Charlottesville City Council is nearing a decision about whether it will fund a costly reconstruction of Buford Middle School.

At a budget workshop Thursday evening, councilors expressed support for a $68.8 million rebuild.

If they choose that option, the city will renovate everything on the campus except the school’s auditorium. The rest of the rebuild would remain the same as it was designed last year by the architecture firm VMDO, said Wyck Knox, principal architect at VMDO. (VMDO is a sponsor of Charlottesville Tomorrow.)

Buford Middle School was built in the 1960s and is in desperate need not just of repairs, but reconstruction and redevelopment. For decades, community members have asked city officials to fund reconstruction.

Read more about the need for reconstruction of Buford Middle School and affordable housing.

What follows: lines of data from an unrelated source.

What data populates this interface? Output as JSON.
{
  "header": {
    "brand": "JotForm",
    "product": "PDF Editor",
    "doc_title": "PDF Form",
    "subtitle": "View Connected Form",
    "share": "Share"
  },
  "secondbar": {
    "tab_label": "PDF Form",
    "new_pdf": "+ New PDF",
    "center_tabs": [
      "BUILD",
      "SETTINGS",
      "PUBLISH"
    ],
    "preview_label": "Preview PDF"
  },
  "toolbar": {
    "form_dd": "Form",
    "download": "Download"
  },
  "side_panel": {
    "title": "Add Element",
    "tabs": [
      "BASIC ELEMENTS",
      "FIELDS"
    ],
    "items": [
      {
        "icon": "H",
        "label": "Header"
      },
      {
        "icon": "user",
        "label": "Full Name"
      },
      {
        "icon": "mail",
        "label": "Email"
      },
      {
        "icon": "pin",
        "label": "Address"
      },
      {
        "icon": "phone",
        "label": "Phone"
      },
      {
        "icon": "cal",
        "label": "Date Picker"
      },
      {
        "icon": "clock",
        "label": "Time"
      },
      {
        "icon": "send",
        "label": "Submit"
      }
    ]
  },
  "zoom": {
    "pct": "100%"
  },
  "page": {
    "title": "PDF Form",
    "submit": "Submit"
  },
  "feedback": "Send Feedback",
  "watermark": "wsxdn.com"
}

“We were all comfortable with the idea of a $68.8 million project where we would be deferring [the auditorium] until further funding was available,” Charlottesville Mayor Lloyd Snook said at the meeting.

There’s precedent for the delay: Charlottesville High School, first constructed in 1974, didn’t get the Martin Luther King, Jr. Performing Arts Center until the early 1980s.

What’s still up in the air is how the city will fund the project.

When the city hired VMDO last year to draw up plans for a $75 million rebuild (a version that included a new auditorium), officials had planned to pay for the project by imposing a local sales tax. But they needed permission from the state to impose such a tax. In February, the Virginia General Assembly killed three different bills that would have given Charlottesville and other cities the power to do so.

Now, to cover the cost, the city must either cancel other projects and divert that money to the school, raise other local taxes — like the real estate tax — or do some combination of both.

It is possible for the city to fund the new school without raising any taxes, Krisy Hammill, Charlottesville’s senior budget and management analyst, told Councilors at the Thursday evening budget workshop.

Hammill told Charlottesville Tomorrow that the city has a surplus of local tax money this year. The economy has recovered more quickly from the pandemic than officials predicted, and Charlottesville now anticipates it will have an extra $12 million from its meals and lodging tax.

What’s more, in January the city completed a new housing assessment in which it dramatically increased the assessed value of most of Charlottesville’s properties. Higher assessed values means people pay more property tax.

“The timing really worked out for this,” Hammill said.

But, if Council chooses to fund the school without raising taxes, it would still leave little room for the city to address any other construction projects for at least the next five years. That could mean postponing things like sidewalk repairs, road paving, and new affordable housing projects.

Moriah Wilkins, a member of the Charlottesville Low Income Housing Coalition, implored the Council to take action on the needs of affordable housing residents, especially residents in the Charlottesville Redevelopment Housing Authority’s Westhaven and Park Street neighborhoods. 

“My hope is that there are funding sources for ongoing housing needs if possible,” Wilkins, who is also a housing attorney at the Legal Aid Justice Center, said at the Thursday meeting. “And if the City Council votes for any tax increases, putting those discretionary funds towards affordable housing efforts.”

Councilor Michael Payne agreed, saying he hopes the city will raise taxes in order to address affordable housing in addition to Buford.

Other councilors were more reluctant — especially to raise the real estate tax.

Raising the real estate tax “would personally for me be a very uncomfortable situation of trying to add a tax rate increase on top of an already very dramatic assessment increase,” Snook said.

Besides the real estate tax, the city of Charlottesville also collects a meals and lodging tax — the one you pay at restaurants — and personal property tax. The Council has discussed raising the meals tax to 6.5% up from 6%.

City Council will hold a virtual hearing on the budget at their Monday, April 4, meeting at 6:30 p.m. To make a comment during the meeting, residents must register in advance on the city government website.

Council is scheduled to adopt the budget on April 12.